* Stored data:

--------------------

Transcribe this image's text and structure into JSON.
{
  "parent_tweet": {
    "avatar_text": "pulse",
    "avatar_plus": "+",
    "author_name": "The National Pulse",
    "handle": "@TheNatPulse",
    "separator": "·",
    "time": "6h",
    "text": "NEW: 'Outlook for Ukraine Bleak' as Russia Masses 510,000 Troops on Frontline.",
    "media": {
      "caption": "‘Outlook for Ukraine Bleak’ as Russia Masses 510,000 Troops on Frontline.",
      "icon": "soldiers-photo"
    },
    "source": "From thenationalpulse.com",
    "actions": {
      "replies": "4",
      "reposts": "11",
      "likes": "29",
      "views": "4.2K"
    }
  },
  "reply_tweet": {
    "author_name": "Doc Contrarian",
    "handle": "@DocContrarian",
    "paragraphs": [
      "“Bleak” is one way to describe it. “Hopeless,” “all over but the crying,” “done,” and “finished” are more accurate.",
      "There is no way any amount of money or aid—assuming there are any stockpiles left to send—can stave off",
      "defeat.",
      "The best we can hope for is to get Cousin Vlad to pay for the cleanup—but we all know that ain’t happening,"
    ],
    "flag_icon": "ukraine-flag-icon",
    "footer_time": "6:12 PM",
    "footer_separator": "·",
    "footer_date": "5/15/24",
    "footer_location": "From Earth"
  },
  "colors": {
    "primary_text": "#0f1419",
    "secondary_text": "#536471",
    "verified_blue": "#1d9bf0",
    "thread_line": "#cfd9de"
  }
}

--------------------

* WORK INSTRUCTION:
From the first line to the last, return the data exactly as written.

* RESULT OF THIS TASK:
Transcribe this image's text and structure into JSON.
{
  "parent_tweet": {
    "avatar_text": "pulse",
    "avatar_plus": "+",
    "author_name": "The National Pulse",
    "handle": "@TheNatPulse",
    "separator": "·",
    "time": "6h",
    "text": "NEW: 'Outlook for Ukraine Bleak' as Russia Masses 510,000 Troops on Frontline.",
    "media": {
      "caption": "‘Outlook for Ukraine Bleak’ as Russia Masses 510,000 Troops on Frontline.",
      "icon": "soldiers-photo"
    },
    "source": "From thenationalpulse.com",
    "actions": {
      "replies": "4",
      "reposts": "11",
      "likes": "29",
      "views": "4.2K"
    }
  },
  "reply_tweet": {
    "author_name": "Doc Contrarian",
    "handle": "@DocContrarian",
    "paragraphs": [
      "“Bleak” is one way to describe it. “Hopeless,” “all over but the crying,” “done,” and “finished” are more accurate.",
      "There is no way any amount of money or aid—assuming there are any stockpiles left to send—can stave off",
      "defeat.",
      "The best we can hope for is to get Cousin Vlad to pay for the cleanup—but we all know that ain’t happening,"
    ],
    "flag_icon": "ukraine-flag-icon",
    "footer_time": "6:12 PM",
    "footer_separator": "·",
    "footer_date": "5/15/24",
    "footer_location": "From Earth"
  },
  "colors": {
    "primary_text": "#0f1419",
    "secondary_text": "#536471",
    "verified_blue": "#1d9bf0",
    "thread_line": "#cfd9de"
  }
}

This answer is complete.